Items from a data source:
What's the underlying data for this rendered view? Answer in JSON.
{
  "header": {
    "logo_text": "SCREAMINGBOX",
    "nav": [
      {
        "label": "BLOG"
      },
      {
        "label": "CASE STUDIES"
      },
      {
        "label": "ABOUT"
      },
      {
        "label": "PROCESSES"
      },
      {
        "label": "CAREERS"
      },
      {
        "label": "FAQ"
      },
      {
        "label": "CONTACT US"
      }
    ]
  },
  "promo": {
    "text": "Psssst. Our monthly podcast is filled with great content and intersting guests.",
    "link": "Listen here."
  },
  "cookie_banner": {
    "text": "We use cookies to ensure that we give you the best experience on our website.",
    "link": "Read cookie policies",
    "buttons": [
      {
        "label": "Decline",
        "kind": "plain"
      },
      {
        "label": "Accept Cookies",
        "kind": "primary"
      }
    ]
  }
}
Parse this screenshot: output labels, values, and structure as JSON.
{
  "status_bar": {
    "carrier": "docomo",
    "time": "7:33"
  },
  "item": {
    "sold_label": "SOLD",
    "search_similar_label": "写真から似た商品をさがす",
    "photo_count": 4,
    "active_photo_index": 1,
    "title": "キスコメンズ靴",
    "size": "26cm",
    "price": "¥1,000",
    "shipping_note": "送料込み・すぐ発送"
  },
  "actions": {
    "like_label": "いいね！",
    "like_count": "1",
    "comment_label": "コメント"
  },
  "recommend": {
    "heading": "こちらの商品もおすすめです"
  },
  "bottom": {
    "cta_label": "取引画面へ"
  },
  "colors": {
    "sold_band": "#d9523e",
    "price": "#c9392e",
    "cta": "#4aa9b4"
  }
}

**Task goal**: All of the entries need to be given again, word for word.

**Exercise output**:
What's the underlying data for this rendered view? Answer in JSON.
{
  "header": {
    "logo_text": "SCREAMINGBOX",
    "nav": [
      {
        "label": "BLOG"
      },
      {
        "label": "CASE STUDIES"
      },
      {
        "label": "ABOUT"
      },
      {
        "label": "PROCESSES"
      },
      {
        "label": "CAREERS"
      },
      {
        "label": "FAQ"
      },
      {
        "label": "CONTACT US"
      }
    ]
  },
  "promo": {
    "text": "Psssst. Our monthly podcast is filled with great content and intersting guests.",
    "link": "Listen here."
  },
  "cookie_banner": {
    "text": "We use cookies to ensure that we give you the best experience on our website.",
    "link": "Read cookie policies",
    "buttons": [
      {
        "label": "Decline",
        "kind": "plain"
      },
      {
        "label": "Accept Cookies",
        "kind": "primary"
      }
    ]
  }
}
Parse this screenshot: output labels, values, and structure as JSON.
{
  "status_bar": {
    "carrier": "docomo",
    "time": "7:33"
  },
  "item": {
    "sold_label": "SOLD",
    "search_similar_label": "写真から似た商品をさがす",
    "photo_count": 4,
    "active_photo_index": 1,
    "title": "キスコメンズ靴",
    "size": "26cm",
    "price": "¥1,000",
    "shipping_note": "送料込み・すぐ発送"
  },
  "actions": {
    "like_label": "いいね！",
    "like_count": "1",
    "comment_label": "コメント"
  },
  "recommend": {
    "heading": "こちらの商品もおすすめです"
  },
  "bottom": {
    "cta_label": "取引画面へ"
  },
  "colors": {
    "sold_band": "#d9523e",
    "price": "#c9392e",
    "cta": "#4aa9b4"
  }
}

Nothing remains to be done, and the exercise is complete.